### WHAT YOU ARE ASKED TO DO
Below are the records; copy out every line that holds the word "them".

--- RECORD EXTRACTS Enclosed Below ---

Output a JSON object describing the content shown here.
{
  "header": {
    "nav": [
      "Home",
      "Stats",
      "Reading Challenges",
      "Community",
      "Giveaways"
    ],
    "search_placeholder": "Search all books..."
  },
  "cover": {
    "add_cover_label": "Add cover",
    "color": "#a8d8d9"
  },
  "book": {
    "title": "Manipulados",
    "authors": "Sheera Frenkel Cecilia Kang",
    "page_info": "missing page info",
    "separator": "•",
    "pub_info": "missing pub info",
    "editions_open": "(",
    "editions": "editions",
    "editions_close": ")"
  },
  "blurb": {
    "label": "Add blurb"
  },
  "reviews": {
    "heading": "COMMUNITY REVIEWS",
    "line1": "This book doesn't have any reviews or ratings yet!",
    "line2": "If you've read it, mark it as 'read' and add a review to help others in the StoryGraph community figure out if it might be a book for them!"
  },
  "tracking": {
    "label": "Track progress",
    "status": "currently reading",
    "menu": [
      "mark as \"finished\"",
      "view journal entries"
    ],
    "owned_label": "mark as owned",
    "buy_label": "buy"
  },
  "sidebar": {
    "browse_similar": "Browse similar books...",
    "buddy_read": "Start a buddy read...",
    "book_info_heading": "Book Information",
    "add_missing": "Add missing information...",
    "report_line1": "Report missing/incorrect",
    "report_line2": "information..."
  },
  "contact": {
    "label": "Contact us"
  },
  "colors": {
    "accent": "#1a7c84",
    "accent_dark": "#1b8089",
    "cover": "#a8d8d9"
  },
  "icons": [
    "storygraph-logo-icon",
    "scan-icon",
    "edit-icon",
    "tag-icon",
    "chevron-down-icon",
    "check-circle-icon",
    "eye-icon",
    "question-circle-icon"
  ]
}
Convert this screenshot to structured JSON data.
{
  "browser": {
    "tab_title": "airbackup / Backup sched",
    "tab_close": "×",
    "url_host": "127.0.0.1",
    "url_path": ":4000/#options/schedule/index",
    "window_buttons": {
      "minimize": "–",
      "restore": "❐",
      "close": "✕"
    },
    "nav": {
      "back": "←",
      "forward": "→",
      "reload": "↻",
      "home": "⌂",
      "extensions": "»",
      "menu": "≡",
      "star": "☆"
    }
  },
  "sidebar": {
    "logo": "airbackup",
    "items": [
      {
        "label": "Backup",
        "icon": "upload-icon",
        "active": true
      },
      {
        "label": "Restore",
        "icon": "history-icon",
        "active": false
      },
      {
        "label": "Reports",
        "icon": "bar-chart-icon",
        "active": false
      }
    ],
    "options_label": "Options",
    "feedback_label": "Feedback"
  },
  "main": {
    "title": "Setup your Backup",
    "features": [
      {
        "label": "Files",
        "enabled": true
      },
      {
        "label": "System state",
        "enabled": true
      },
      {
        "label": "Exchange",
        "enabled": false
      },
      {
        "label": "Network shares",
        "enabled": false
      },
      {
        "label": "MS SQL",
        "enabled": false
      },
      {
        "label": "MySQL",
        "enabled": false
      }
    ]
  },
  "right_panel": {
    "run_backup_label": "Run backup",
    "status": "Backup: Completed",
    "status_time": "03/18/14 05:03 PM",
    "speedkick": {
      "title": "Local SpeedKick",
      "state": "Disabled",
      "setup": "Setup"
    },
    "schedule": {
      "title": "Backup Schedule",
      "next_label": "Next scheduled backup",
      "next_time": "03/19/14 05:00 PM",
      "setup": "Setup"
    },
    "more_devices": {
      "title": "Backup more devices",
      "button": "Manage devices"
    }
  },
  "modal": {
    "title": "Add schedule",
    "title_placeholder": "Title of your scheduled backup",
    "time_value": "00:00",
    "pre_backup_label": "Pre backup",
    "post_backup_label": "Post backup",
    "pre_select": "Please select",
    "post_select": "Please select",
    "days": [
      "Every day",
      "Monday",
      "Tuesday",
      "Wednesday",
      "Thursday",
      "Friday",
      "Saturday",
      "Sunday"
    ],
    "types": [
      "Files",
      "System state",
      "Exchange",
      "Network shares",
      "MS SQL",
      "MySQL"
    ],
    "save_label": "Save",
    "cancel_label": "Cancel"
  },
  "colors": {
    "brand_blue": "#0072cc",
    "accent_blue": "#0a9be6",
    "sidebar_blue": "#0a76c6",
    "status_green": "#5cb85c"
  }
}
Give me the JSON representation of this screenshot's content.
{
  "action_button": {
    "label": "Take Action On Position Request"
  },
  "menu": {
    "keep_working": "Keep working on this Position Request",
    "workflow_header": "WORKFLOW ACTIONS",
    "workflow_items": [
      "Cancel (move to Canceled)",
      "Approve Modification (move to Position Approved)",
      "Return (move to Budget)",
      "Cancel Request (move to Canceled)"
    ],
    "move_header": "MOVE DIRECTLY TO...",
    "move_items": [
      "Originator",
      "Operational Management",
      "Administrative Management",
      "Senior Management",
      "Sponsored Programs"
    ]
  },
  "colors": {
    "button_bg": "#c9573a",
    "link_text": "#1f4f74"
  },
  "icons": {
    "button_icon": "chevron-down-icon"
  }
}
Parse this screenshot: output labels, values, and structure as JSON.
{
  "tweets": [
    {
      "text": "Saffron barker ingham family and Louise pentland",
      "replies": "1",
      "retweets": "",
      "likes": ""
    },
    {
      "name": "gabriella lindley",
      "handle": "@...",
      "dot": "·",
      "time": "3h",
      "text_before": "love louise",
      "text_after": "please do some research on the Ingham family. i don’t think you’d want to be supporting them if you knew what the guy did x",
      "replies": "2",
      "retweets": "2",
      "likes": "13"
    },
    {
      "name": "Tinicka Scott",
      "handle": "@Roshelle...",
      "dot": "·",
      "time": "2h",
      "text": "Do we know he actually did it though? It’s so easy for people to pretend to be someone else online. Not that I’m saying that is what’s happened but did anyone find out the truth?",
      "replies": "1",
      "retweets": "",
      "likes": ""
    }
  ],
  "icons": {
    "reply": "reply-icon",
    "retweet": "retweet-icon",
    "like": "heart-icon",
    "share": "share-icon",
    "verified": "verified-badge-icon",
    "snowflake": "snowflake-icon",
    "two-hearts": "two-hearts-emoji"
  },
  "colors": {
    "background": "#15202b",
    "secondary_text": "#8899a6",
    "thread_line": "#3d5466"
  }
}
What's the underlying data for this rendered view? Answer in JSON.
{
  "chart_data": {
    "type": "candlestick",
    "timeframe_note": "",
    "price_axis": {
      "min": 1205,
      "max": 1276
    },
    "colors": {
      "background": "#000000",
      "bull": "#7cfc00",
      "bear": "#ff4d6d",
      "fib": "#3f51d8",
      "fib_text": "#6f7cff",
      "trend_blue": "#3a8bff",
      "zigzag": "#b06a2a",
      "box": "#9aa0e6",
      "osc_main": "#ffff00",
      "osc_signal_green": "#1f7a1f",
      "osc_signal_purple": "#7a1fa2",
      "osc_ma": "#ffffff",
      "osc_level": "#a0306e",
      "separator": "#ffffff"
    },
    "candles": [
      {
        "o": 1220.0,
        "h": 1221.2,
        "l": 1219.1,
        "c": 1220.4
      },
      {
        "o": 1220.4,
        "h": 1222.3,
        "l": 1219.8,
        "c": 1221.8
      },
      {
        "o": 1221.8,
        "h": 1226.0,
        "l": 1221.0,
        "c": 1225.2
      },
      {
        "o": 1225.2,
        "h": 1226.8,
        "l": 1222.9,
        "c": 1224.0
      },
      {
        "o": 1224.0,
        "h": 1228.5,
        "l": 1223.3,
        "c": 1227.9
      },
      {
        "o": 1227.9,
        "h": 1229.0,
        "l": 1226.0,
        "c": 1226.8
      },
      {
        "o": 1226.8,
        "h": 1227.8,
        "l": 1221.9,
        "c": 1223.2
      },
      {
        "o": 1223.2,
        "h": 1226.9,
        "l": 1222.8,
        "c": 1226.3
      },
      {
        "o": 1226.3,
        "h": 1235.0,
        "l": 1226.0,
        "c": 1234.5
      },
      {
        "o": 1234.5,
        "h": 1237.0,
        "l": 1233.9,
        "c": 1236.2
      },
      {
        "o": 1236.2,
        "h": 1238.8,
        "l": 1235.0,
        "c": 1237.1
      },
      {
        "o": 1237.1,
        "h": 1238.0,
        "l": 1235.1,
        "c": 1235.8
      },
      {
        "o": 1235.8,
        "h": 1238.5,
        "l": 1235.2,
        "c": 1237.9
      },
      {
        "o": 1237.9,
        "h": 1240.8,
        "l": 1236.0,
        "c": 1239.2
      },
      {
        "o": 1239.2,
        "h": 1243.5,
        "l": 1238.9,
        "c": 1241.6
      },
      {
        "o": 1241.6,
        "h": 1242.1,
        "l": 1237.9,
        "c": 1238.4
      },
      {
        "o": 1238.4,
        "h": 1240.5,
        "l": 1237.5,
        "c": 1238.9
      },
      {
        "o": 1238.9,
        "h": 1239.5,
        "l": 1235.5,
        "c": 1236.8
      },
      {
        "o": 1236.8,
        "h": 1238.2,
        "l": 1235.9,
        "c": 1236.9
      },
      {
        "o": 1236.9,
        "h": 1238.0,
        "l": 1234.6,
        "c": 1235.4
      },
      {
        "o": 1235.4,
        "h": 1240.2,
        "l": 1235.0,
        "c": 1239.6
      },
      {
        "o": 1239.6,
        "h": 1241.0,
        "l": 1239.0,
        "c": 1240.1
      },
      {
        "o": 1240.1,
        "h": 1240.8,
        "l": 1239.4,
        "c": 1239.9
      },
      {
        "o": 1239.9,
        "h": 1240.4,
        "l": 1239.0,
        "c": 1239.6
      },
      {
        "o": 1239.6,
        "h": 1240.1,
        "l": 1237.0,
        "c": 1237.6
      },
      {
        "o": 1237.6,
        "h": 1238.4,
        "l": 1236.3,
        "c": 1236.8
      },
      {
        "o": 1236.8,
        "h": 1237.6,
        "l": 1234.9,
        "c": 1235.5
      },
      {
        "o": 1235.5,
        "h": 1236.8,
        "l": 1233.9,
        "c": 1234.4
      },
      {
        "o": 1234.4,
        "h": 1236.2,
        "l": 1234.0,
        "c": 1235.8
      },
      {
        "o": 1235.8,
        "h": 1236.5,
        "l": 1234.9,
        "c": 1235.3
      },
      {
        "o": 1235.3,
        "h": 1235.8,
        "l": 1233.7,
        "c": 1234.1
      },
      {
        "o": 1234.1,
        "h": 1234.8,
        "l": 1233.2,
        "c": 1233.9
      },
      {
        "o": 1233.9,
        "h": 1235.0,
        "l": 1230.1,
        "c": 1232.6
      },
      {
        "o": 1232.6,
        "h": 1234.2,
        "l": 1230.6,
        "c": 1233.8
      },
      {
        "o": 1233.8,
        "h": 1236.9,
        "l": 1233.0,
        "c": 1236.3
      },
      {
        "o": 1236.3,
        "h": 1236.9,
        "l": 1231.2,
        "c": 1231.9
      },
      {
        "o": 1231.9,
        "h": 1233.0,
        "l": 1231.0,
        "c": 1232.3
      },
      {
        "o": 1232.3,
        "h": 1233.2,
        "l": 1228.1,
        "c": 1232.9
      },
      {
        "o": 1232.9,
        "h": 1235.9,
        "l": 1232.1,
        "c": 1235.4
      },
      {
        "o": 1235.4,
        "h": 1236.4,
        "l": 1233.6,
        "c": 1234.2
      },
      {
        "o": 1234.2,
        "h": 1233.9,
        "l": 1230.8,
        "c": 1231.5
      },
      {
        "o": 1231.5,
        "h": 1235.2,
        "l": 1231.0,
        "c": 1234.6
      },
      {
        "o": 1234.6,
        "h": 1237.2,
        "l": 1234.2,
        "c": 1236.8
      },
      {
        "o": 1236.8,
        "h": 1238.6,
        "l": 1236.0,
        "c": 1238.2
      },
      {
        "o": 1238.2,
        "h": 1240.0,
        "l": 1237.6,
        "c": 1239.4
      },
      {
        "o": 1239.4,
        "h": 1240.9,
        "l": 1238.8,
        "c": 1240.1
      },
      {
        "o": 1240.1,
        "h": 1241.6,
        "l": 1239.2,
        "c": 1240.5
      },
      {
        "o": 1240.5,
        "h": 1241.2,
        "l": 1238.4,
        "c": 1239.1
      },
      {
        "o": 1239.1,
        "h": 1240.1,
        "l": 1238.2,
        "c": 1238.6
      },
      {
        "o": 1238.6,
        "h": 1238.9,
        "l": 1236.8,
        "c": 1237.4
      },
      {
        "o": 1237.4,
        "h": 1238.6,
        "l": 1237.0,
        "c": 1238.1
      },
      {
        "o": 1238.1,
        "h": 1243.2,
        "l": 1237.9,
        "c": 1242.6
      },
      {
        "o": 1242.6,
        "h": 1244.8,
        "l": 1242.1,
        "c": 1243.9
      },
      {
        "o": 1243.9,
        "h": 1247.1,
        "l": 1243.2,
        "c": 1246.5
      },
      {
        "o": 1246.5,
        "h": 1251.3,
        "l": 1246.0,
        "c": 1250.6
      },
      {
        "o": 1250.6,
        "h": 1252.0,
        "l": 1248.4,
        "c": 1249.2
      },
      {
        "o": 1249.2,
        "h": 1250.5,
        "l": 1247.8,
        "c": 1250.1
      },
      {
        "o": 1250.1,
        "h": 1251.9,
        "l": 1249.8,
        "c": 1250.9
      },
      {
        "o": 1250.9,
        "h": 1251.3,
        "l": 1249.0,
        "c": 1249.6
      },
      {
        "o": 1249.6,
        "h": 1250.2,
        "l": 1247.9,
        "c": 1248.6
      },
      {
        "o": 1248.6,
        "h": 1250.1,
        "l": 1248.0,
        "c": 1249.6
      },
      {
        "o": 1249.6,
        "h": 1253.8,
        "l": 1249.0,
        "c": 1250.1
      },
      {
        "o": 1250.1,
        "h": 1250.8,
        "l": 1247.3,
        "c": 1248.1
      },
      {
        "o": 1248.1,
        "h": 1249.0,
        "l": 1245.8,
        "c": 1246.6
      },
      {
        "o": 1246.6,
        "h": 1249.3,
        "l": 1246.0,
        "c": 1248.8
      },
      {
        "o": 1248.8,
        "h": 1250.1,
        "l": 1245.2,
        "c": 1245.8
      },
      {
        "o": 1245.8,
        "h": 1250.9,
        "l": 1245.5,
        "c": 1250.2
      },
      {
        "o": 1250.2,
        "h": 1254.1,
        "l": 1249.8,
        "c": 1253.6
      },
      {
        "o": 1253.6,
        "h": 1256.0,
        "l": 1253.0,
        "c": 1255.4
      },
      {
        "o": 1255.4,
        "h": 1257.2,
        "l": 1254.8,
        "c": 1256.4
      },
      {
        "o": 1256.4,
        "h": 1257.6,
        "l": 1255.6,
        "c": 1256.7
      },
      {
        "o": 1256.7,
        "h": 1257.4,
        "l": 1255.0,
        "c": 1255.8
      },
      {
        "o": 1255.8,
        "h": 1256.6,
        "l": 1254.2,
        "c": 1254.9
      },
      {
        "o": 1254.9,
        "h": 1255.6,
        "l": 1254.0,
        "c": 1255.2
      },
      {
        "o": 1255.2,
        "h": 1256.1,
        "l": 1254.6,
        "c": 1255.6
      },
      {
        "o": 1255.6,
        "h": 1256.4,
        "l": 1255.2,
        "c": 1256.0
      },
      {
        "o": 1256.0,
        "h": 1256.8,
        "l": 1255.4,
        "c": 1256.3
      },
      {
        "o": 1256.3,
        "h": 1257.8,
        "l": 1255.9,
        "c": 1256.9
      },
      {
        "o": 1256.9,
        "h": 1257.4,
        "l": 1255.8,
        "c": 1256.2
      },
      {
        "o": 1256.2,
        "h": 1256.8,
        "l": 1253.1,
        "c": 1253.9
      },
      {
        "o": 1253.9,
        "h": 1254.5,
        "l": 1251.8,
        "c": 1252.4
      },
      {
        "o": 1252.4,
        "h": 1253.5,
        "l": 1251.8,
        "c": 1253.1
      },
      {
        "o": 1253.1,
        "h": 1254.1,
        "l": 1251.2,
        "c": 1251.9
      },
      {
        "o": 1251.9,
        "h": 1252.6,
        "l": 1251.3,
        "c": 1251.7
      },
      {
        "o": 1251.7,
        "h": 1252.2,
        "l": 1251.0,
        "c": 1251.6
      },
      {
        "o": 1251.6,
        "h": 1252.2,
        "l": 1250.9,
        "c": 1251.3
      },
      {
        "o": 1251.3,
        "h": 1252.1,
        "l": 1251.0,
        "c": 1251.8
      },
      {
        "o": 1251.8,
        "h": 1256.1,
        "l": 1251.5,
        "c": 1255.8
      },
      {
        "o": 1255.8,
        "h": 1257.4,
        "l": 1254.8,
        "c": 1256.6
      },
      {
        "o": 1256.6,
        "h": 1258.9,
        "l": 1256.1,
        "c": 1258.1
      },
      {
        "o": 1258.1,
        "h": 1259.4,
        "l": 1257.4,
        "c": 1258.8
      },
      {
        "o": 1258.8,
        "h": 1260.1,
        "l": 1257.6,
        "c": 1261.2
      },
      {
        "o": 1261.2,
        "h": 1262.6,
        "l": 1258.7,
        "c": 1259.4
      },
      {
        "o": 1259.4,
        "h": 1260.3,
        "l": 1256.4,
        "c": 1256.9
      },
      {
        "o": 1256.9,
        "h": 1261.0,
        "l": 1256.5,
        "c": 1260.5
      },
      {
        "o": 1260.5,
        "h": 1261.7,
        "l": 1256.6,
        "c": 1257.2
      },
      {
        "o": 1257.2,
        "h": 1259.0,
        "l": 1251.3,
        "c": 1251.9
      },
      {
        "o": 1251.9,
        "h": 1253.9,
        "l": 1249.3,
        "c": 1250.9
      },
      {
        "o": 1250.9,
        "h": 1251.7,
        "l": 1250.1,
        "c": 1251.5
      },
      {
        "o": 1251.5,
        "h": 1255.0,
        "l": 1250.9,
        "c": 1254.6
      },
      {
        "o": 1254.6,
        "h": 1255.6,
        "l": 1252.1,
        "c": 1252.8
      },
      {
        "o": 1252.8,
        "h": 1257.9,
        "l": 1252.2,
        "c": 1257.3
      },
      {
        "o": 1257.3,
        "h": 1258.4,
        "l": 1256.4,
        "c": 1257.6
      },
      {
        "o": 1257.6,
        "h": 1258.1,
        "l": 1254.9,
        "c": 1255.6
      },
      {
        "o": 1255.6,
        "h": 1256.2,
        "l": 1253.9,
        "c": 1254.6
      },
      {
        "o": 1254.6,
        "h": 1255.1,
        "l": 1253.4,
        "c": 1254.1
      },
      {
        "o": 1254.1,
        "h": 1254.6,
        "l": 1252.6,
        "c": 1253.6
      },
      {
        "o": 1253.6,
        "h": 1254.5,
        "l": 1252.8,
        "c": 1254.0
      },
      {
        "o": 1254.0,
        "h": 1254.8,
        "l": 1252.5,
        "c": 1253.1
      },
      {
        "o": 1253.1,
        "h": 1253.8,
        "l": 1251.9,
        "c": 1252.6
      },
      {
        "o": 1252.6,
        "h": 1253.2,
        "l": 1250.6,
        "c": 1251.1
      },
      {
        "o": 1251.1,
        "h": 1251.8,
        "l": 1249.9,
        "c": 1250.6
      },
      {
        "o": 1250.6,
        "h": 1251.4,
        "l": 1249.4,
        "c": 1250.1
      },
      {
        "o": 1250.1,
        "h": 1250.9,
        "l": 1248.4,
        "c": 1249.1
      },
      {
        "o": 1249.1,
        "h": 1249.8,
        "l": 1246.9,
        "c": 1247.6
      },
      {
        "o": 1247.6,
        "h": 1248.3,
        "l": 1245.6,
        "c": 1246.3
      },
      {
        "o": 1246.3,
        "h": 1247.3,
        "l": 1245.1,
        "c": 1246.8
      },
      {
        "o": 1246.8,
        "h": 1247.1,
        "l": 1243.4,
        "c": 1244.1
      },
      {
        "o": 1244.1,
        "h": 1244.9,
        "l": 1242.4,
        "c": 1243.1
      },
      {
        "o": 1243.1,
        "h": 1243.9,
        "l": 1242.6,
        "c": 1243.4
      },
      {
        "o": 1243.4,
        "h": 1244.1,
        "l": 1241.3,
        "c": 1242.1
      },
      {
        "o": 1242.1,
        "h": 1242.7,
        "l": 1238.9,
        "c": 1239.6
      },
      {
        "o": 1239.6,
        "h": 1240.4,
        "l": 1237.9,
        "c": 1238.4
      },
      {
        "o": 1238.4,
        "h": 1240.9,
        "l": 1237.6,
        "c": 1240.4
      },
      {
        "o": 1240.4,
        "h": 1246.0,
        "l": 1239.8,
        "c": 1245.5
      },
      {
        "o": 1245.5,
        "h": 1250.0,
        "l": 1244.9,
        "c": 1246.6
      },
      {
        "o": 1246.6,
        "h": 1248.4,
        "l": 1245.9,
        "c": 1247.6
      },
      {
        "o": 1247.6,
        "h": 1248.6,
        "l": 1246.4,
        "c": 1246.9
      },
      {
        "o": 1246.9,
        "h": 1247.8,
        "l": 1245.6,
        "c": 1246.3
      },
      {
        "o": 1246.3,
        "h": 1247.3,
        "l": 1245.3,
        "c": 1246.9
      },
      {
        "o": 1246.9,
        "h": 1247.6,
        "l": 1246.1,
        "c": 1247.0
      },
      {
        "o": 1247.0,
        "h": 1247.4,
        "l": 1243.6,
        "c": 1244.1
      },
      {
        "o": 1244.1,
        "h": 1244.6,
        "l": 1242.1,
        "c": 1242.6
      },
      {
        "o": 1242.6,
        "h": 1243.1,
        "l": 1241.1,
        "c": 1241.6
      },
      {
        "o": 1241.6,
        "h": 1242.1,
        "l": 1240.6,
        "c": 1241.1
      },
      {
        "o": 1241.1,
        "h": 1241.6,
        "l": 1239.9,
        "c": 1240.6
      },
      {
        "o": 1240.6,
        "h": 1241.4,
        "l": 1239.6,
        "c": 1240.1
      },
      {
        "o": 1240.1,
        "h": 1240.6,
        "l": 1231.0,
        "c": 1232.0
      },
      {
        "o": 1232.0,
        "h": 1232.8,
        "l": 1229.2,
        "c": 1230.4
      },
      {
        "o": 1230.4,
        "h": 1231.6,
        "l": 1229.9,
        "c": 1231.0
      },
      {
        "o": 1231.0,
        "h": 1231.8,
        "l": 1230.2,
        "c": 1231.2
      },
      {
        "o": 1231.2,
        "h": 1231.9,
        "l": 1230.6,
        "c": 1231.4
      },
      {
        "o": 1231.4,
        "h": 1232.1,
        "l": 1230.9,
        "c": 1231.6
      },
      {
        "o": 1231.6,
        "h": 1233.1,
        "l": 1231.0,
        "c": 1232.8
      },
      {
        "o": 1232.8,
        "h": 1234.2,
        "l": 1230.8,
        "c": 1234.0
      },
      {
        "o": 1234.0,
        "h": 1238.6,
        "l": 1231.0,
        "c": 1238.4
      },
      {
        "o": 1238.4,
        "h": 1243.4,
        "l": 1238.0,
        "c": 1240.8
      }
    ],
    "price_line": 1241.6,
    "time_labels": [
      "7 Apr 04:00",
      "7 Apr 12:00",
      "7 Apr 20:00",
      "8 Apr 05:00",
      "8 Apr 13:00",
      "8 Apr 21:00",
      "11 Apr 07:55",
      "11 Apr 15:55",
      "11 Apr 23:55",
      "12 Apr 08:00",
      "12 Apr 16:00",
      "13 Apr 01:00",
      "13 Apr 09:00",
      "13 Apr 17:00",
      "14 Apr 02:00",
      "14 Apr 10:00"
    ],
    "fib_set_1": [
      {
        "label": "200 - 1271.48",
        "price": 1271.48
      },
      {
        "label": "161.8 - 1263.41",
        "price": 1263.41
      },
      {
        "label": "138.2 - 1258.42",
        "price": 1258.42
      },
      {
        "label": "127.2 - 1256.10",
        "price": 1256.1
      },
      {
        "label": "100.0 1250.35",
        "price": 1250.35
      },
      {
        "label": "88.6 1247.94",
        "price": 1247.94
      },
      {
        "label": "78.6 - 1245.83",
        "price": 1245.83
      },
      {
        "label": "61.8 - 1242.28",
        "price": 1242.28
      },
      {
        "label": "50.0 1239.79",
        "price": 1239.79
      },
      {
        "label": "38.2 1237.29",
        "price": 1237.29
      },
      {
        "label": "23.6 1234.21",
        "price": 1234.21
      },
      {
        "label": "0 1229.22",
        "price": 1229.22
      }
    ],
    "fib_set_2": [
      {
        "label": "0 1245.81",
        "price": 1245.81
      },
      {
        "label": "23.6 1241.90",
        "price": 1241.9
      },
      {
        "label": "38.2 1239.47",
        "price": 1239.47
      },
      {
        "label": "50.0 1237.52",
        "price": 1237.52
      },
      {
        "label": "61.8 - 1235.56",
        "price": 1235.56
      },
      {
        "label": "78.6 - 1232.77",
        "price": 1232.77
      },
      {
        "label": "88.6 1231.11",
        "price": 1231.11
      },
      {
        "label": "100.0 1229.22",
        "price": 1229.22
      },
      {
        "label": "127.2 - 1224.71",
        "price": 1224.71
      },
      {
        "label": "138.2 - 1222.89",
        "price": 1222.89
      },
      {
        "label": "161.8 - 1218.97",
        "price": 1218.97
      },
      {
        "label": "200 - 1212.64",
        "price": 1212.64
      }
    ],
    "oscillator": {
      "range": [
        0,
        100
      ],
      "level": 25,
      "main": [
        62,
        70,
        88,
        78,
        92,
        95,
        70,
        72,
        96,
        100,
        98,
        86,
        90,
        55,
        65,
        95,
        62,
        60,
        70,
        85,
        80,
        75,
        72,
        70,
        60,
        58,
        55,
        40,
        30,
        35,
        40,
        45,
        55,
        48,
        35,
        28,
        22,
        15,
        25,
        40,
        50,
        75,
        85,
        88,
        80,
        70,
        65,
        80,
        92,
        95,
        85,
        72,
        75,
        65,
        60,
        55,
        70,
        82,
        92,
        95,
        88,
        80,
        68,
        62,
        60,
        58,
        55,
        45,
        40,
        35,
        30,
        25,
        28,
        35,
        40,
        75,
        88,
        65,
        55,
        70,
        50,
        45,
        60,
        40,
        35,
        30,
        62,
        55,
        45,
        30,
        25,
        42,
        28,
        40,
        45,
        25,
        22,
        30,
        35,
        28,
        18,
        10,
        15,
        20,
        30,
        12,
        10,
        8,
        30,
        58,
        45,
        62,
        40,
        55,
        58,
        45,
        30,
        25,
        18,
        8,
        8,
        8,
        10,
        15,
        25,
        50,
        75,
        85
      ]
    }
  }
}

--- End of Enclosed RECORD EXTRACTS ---

### THE COMPLETED TASK
    "line2": "If you've read it, mark it as 'read' and add a review to help others in the StoryGraph community figure out if it might be a book for them!"
      "text_after": "please do some research on the Ingham family. i don’t think you’d want to be supporting them if you knew what the guy did x",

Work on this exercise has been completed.